Friday, July 31, 2015
Guest Book Review: Kitchens of the Great Midwest
So often, we are told that we shouldn’t let food define us. We hear constantly from health professionals, media outlets, friends and family that we cannot be slaves to our appetites, that we must try to find non-food-centered means of celebrating, of communing, of commiserating. Conventional wisdom complains that we have become a culture too obsessed with food, that it’s time to back up and regroup. In his new book, Kitchens of the Great Midwest, J. Ryan Stradal asserts a different view, bucking this trend of shame and deprivation. Instead, with persuasive wit and grace, he exalts food, and the foodies too.
In this delightfully absorbing debut novel, Stradal has created a meandering saga about one girl’s inauspicious arrival as an infant, and her slow but consistent rise from orphaned baby to world-renowned, supreme, mysterious, celebrity chef. With a deft hand, Stradal employs multiple players to tell the story of a central captivating character, Eva Thorvald. Through vignette-style chapters, each of which seems to focus on a different person, Stradal manages to paint a thorough picture of Eva. Each section highlights not only a person who has somehow been relevant to Eva’s journey through life, but also a specific dish that has had great significance for her at a pivotal moment in her personal development.
In the first chapter, which focuses on her father, Lars, the reader learns that Eva’s mother abandoned her, as well as Lars, shortly after Eva’s birth. Feeling she simply was not cut out to raise a child, Eva’s mother left her family in Minnesota and relocated to California wine country. Eva’s father immediately dedicated himself to raising his daughter, but sadly, he collapsed from a fatal heart attack while she was still an infant. Eva is instead raised by her Aunt Finoa and Uncle Jarl, who decide to pose as her birth parents. The reader learns fairly early in the story that Eva is unusually astute, with an exceptionally large vocabulary for a child her age, a highly discerning palate and penchant for very spicy peppers. It’s not long before she’s onto her aunt and uncle’s ruse.

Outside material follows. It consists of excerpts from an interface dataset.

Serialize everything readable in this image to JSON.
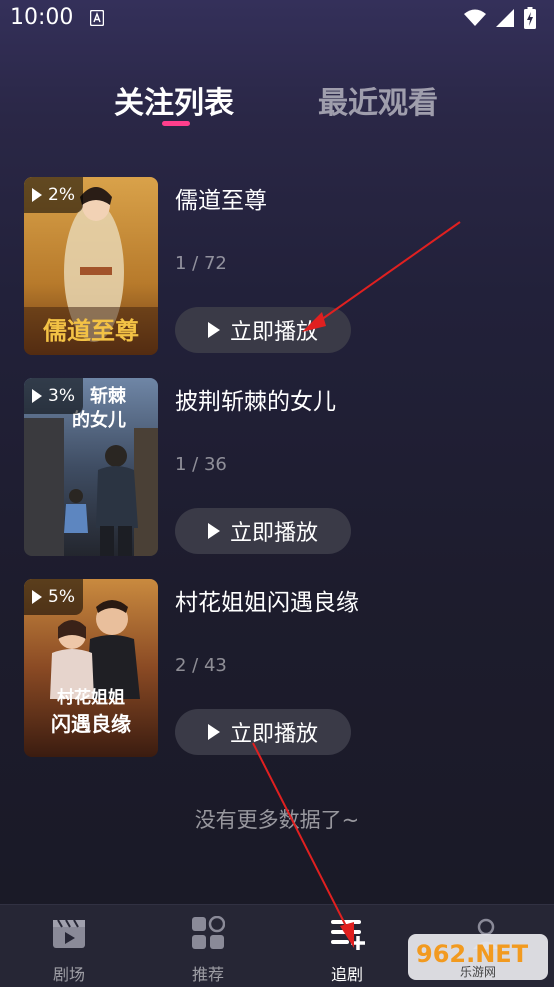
{
  "status_bar": {
    "time": "10:00"
  },
  "tabs": [
    {
      "label": "关注列表",
      "active": true
    },
    {
      "label": "最近观看",
      "active": false
    }
  ],
  "items": [
    {
      "title": "儒道至尊",
      "progress": "2%",
      "episodes": "1 / 72",
      "play_label": "立即播放",
      "poster_text": "儒道至尊"
    },
    {
      "title": "披荆斩棘的女儿",
      "progress": "3%",
      "episodes": "1 / 36",
      "play_label": "立即播放",
      "poster_text_1": "斩棘",
      "poster_text_2": "的女儿"
    },
    {
      "title": "村花姐姐闪遇良缘",
      "progress": "5%",
      "episodes": "2 / 43",
      "play_label": "立即播放",
      "poster_text_1": "村花姐姐",
      "poster_text_2": "闪遇良缘"
    }
  ],
  "footer": {
    "text": "没有更多数据了~"
  },
  "bottom_nav": [
    {
      "label": "剧场",
      "icon": "film-icon",
      "active": false
    },
    {
      "label": "推荐",
      "icon": "grid-icon",
      "active": false
    },
    {
      "label": "追剧",
      "icon": "list-add-icon",
      "active": true
    },
    {
      "label": "",
      "icon": "profile-icon",
      "active": false
    }
  ],
  "watermark": {
    "brand": "962.NET",
    "sub": "乐游网"
  },
  "colors": {
    "accent": "#ff3f8c",
    "annotation_arrow": "#e02020",
    "button_bg": "#3a3a47",
    "nav_bg": "#262635"
  }
}
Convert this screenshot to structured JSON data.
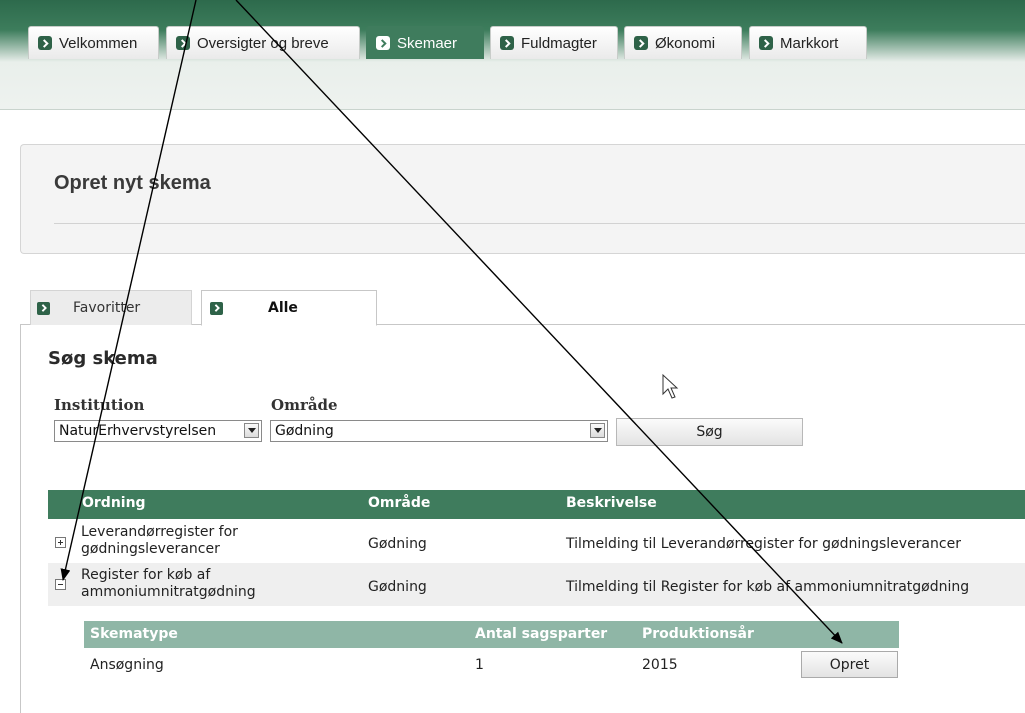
{
  "nav": {
    "tabs": [
      {
        "label": "Velkommen"
      },
      {
        "label": "Oversigter og breve"
      },
      {
        "label": "Skemaer",
        "active": true
      },
      {
        "label": "Fuldmagter"
      },
      {
        "label": "Økonomi"
      },
      {
        "label": "Markkort"
      }
    ]
  },
  "panel": {
    "title": "Opret nyt skema"
  },
  "inner_tabs": [
    {
      "label": "Favoritter"
    },
    {
      "label": "Alle",
      "active": true
    }
  ],
  "search": {
    "heading": "Søg skema",
    "institution_label": "Institution",
    "institution_value": "NaturErhvervstyrelsen",
    "area_label": "Område",
    "area_value": "Gødning",
    "button_label": "Søg"
  },
  "table": {
    "headers": [
      "Ordning",
      "Område",
      "Beskrivelse"
    ],
    "rows": [
      {
        "ordning_line1": "Leverandørregister for",
        "ordning_line2": "gødningsleverancer",
        "omraade": "Gødning",
        "beskrivelse": "Tilmelding til Leverandørregister for gødningsleverancer",
        "expanded": false
      },
      {
        "ordning_line1": "Register for køb af",
        "ordning_line2": "ammoniumnitratgødning",
        "omraade": "Gødning",
        "beskrivelse": "Tilmelding til Register for køb af ammoniumnitratgødning",
        "expanded": true
      }
    ]
  },
  "subtable": {
    "headers": [
      "Skematype",
      "Antal sagsparter",
      "Produktionsår"
    ],
    "rows": [
      {
        "skematype": "Ansøgning",
        "antal": "1",
        "aar": "2015",
        "button_label": "Opret"
      }
    ]
  },
  "colors": {
    "brand_green": "#3f7c5d",
    "sub_header_green": "#8fb6a6",
    "row_alt": "#efefef"
  }
}
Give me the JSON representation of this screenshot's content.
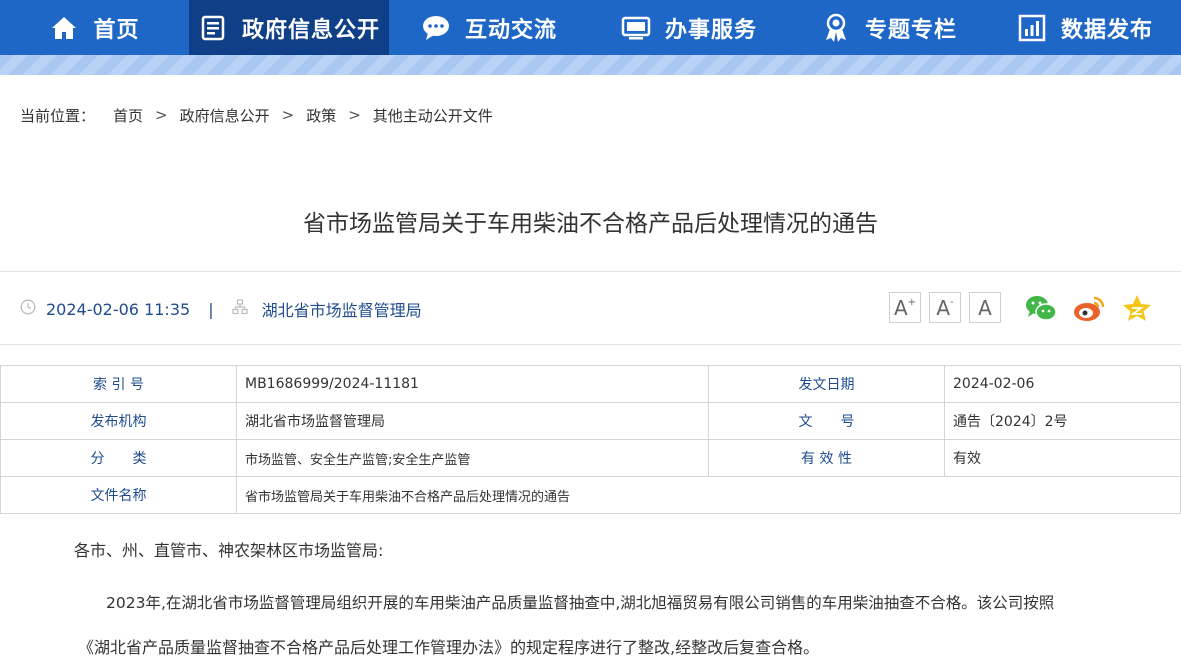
{
  "nav": {
    "items": [
      {
        "label": "首页",
        "icon": "home-icon"
      },
      {
        "label": "政府信息公开",
        "icon": "document-list-icon"
      },
      {
        "label": "互动交流",
        "icon": "chat-bubble-icon"
      },
      {
        "label": "办事服务",
        "icon": "monitor-icon"
      },
      {
        "label": "专题专栏",
        "icon": "award-ribbon-icon"
      },
      {
        "label": "数据发布",
        "icon": "bar-chart-icon"
      }
    ],
    "active_index": 1
  },
  "breadcrumb": {
    "lead": "当前位置：",
    "items": [
      "首页",
      "政府信息公开",
      "政策",
      "其他主动公开文件"
    ],
    "separator": ">"
  },
  "article": {
    "title": "省市场监管局关于车用柴油不合格产品后处理情况的通告",
    "datetime": "2024-02-06 11:35",
    "source": "湖北省市场监督管理局"
  },
  "tools": {
    "font_increase": "A",
    "font_decrease": "A",
    "font_reset": "A",
    "share": [
      "wechat-icon",
      "weibo-icon",
      "favorite-star-icon"
    ]
  },
  "info": {
    "index_label": "索 引 号",
    "index_value": "MB1686999/2024-11181",
    "date_label": "发文日期",
    "date_value": "2024-02-06",
    "publisher_label": "发布机构",
    "publisher_value": "湖北省市场监督管理局",
    "docno_label": "文　　号",
    "docno_value": "通告〔2024〕2号",
    "category_label": "分　　类",
    "category_value": "市场监管、安全生产监管;安全生产监管",
    "validity_label": "有 效 性",
    "validity_value": "有效",
    "filename_label": "文件名称",
    "filename_value": "省市场监管局关于车用柴油不合格产品后处理情况的通告"
  },
  "body": {
    "salutation": "各市、州、直管市、神农架林区市场监管局:",
    "para1_line1": "2023年,在湖北省市场监督管理局组织开展的车用柴油产品质量监督抽查中,湖北旭福贸易有限公司销售的车用柴油抽查不合格。该公司按照",
    "para1_line2": "《湖北省产品质量监督抽查不合格产品后处理工作管理办法》的规定程序进行了整改,经整改后复查合格。"
  },
  "colors": {
    "nav_bg": "#1f67c7",
    "nav_active": "#0f3f86",
    "link": "#1f4b8f"
  }
}
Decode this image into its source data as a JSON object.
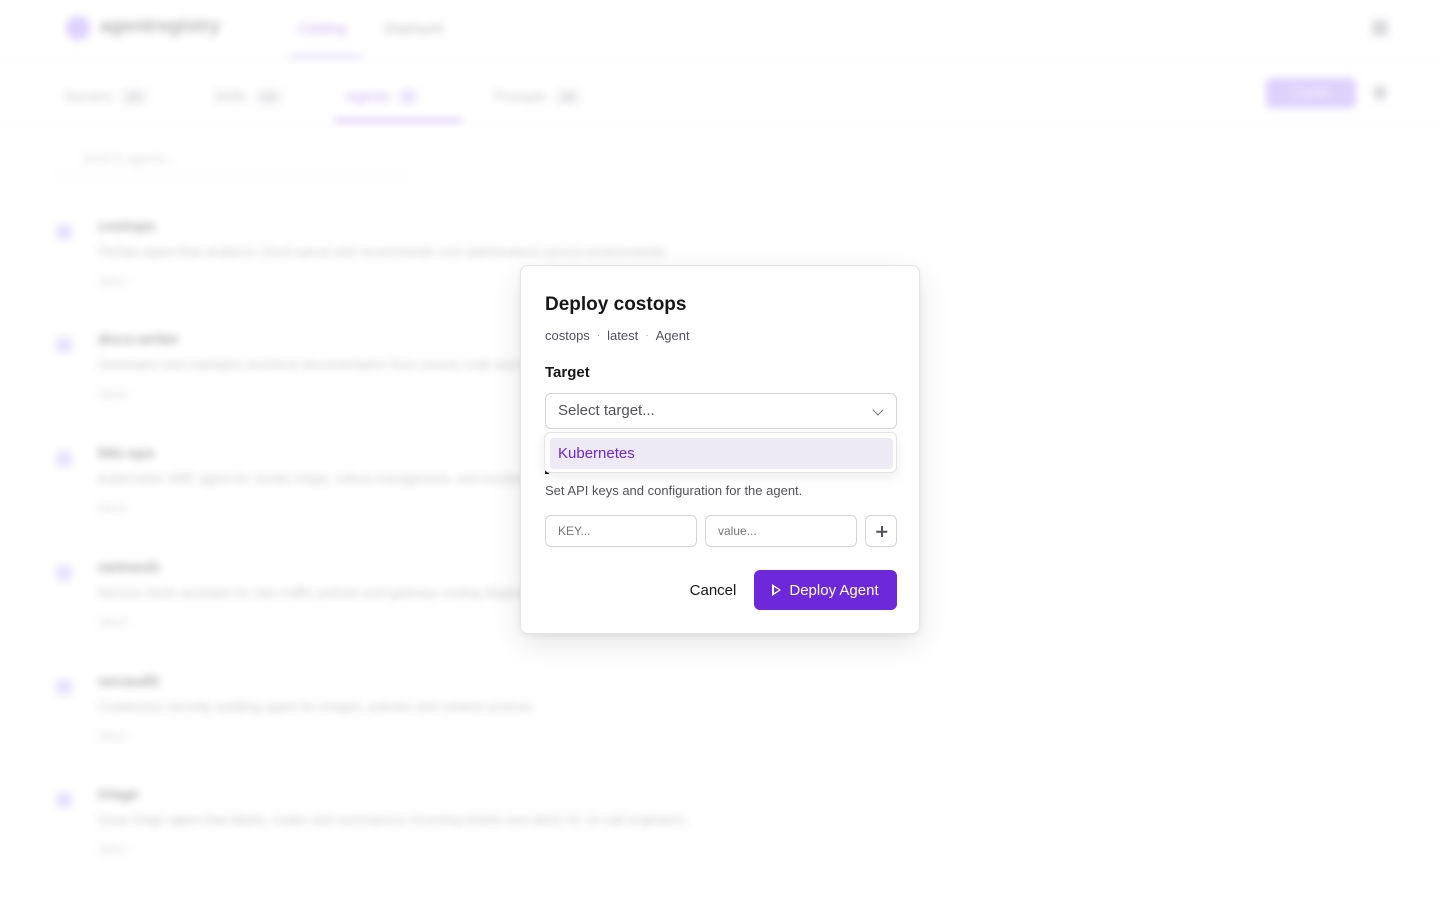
{
  "background": {
    "brand": "agentregistry",
    "nav_tabs": [
      "Catalog",
      "Deployed"
    ],
    "sub_tabs": [
      {
        "label": "Servers",
        "count": "23"
      },
      {
        "label": "Skills",
        "count": "12"
      },
      {
        "label": "Agents",
        "count": "6"
      },
      {
        "label": "Prompts",
        "count": "14"
      }
    ],
    "create_label": "Create",
    "search_placeholder": "Search agents...",
    "items": [
      {
        "title": "costops",
        "desc": "FinOps agent that analyzes cloud spend and recommends cost optimizations across environments.",
        "meta": "latest"
      },
      {
        "title": "docs-writer",
        "desc": "Generates and maintains technical documentation from source code and design notes.",
        "meta": "latest"
      },
      {
        "title": "k8s-ops",
        "desc": "Kubernetes SRE agent for cluster triage, rollout management, and incident response workflows.",
        "meta": "latest"
      },
      {
        "title": "netmesh",
        "desc": "Service mesh assistant for Istio traffic policies and gateway routing diagnostics.",
        "meta": "latest"
      },
      {
        "title": "secaudit",
        "desc": "Continuous security auditing agent for images, policies and runtime posture.",
        "meta": "latest"
      },
      {
        "title": "triage",
        "desc": "Issue triage agent that labels, routes and summarizes incoming tickets and alerts for on-call engineers.",
        "meta": "latest"
      }
    ]
  },
  "dialog": {
    "title": "Deploy costops",
    "meta": [
      "costops",
      "latest",
      "Agent"
    ],
    "target_label": "Target",
    "target_placeholder": "Select target...",
    "dropdown_options": [
      "Kubernetes"
    ],
    "env_description": "Set API keys and configuration for the agent.",
    "key_placeholder": "KEY...",
    "value_placeholder": "value...",
    "cancel_label": "Cancel",
    "deploy_label": "Deploy Agent"
  },
  "colors": {
    "accent": "#6d28d9",
    "option_highlight": "#ede9f5"
  }
}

As Eva ages, we see her as a tormented middle schooler. Notably, this is the only chapter where she is the ostensible “main character”. After Eva gets in trouble at school for exacting revenge on a few bullies, the narrator moves on and begins to follow the storyline of other characters. Only after considering these subsequent chapters together will readers realize that they’ve been reading Eva’s story all along. On this seemingly desultory journey, Stradal depicts Eva’s cousin Braque at college, but then Eva comes for a visit. Next is a chapter about the tormented teenage boy who is suffering from unrequited love. It turns out that the object of his affection is Eva. As the book progresses, the characters’ connections to Eva become increasingly attenuated, ranging from a wannabe yuppie who happens to be in a cooking club that Eva joins to a struggling youth whose brother’s girlfriend makes a cameo appearance: Eva. Each time it seems that Eva couldn’t possibly be connected to the character at a chapter’s center, Stradal uses skillful sleight of hand to reveal the relationship he has concocted.
As Stradal depicts Eva’s rise to culinary fame, he also manages to tell an additional story. The dishes that Eva cooks and eats throughout the novel do their own work towards the story’s development. They paint a picture of Eva as an unparalleled cook and also a complex but much loved character. Moreover, the foods Stradal describes provide surprisingly insightful socio-economic commentary. He uses food and recipes as shorthand to reveal moral character and social status. When he introduces characters who have created a raw organic no-bake chocolate torte, readers will know exactly what type of people they are dealing with. For Eva in particular, food becomes a way of anchoring herself and keeping a clear head when other parts of the world cease to make sense.
In addition to these food-related story elements, Stradal also peppers full-length recipes throughout the book. At times, the plotline of the novel is simply too engrossing for one to stop and consider the ratios of butter to sugar that have been laid out in painstaking detail, but surely each recipe is worth returning to and sampling after finishing the story. It becomes increasingly apparent that for Eva Thorvald, food is thoroughly tied up with emotion, and that the ingredients in a dish can become the most effective manner of expressing herself. Stradel shows Eva using food as such an effective interpersonal tool that the reader can’t help but wonder if we’ve been wrong about food all along. In Stradal’s world, where characters use food to overcome obstacles, to communicate, to relate to each other, food is the great connector, a universal language, and especially, a way of defining oneself.
Just like the dishes that Eva enjoys, Stradal presents multiple stories throughout this book that enhance the flavor of the novel as a whole, like a single grand feast. With ample helpings of family drama, teenage angst, enduring friendship and confusing romance, this book will satisfy a wide array of appetites and should not be missed.
Thanks to Penguin Random House for the book in exchange for an honest review. They have an online book club kit you can use if your club is reading this novel.
Jacqueline Berkell Friedland is currently an MFA candidate at Sarah Lawrence College in Bronxville, New York, where she is studying fiction. She is a former attorney and law school professor. When she is not writing, Jacqueline can be found plowing through novels or chasing after her four young children.